# EXERCISE PROMPT
Among the lines of the data, copy those that hold "photo".
BEGIN RECORD SET
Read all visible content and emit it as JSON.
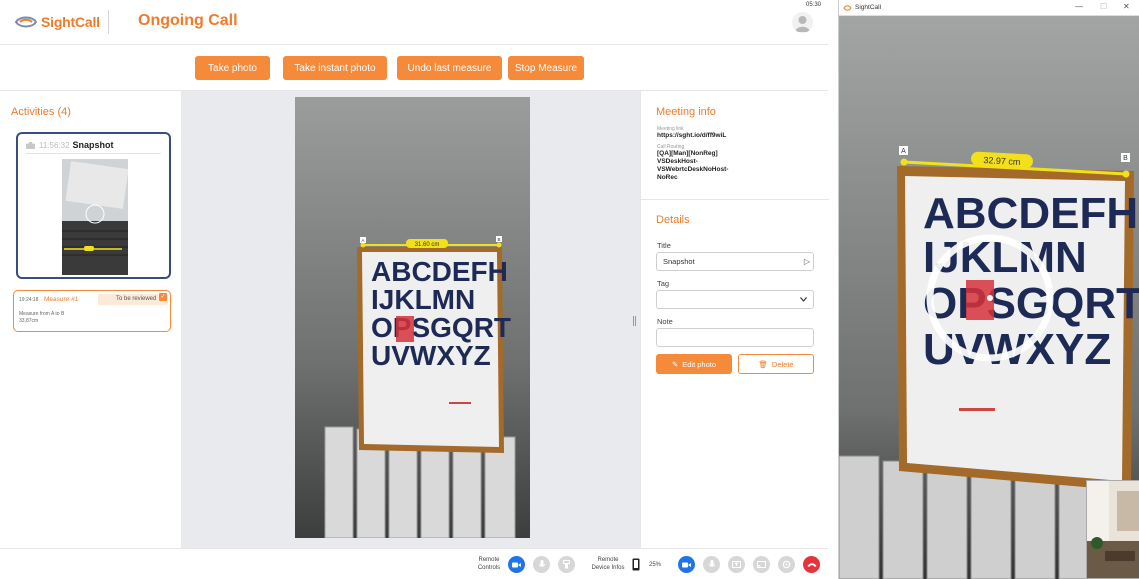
{
  "header": {
    "brand": "SightCall",
    "title": "Ongoing Call",
    "clock": "05:30"
  },
  "actions": {
    "take_photo": "Take photo",
    "take_instant_photo": "Take instant photo",
    "undo_last_measure": "Undo last measure",
    "stop_measure": "Stop Measure"
  },
  "activities": {
    "title": "Activities (4)",
    "snapshot": {
      "time": "11:56:32",
      "label": "Snapshot"
    },
    "measure": {
      "time": "19:24:18",
      "label": "Measure #1",
      "status": "To be reviewed",
      "description": "Measure from A to B",
      "value": "33,87cm"
    }
  },
  "photo": {
    "measure_label": "31.60 cm",
    "point_a": "A",
    "point_b": "B",
    "poster_lines": [
      "ABCDEFH",
      "IJKLMN",
      "OPSGQRT",
      "UVWXYZ"
    ]
  },
  "meeting_info": {
    "title": "Meeting info",
    "meeting_link_label": "Meeting link",
    "meeting_link": "https://sght.io/d/ff9wiL",
    "call_routing_label": "Call Routing",
    "call_routing_lines": [
      "[QA][Man][NonReg]",
      "VSDeskHost-",
      "VSWebrtcDeskNoHost-",
      "NoRec"
    ]
  },
  "details": {
    "title": "Details",
    "title_label": "Title",
    "title_value": "Snapshot",
    "tag_label": "Tag",
    "tag_value": "",
    "note_label": "Note",
    "note_value": "",
    "edit_button": "Edit photo",
    "delete_button": "Delete"
  },
  "bottom_bar": {
    "remote_controls": "Remote Controls",
    "remote_device_infos": "Remote Device Infos",
    "battery": "25%"
  },
  "remote_window": {
    "title": "SightCall",
    "measure_label": "32.97 cm",
    "point_a": "A",
    "point_b": "B",
    "poster_lines": [
      "ABCDEFH",
      "IJKLMN",
      "OPSGQRT",
      "UVWXYZ"
    ]
  },
  "colors": {
    "accent": "#f58a3a",
    "title_orange": "#f07b2b",
    "card_border": "#3a4c80",
    "call_blue": "#1e74e8",
    "hangup_red": "#e6343f",
    "measure_yellow": "#f2e11a",
    "poster_blue": "#1d2a55",
    "poster_red": "#d6333a"
  }
}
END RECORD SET
# RESULT
    "take_photo": "Take photo",
    "take_instant_photo": "Take instant photo",
  "photo": {
    "edit_button": "Edit photo",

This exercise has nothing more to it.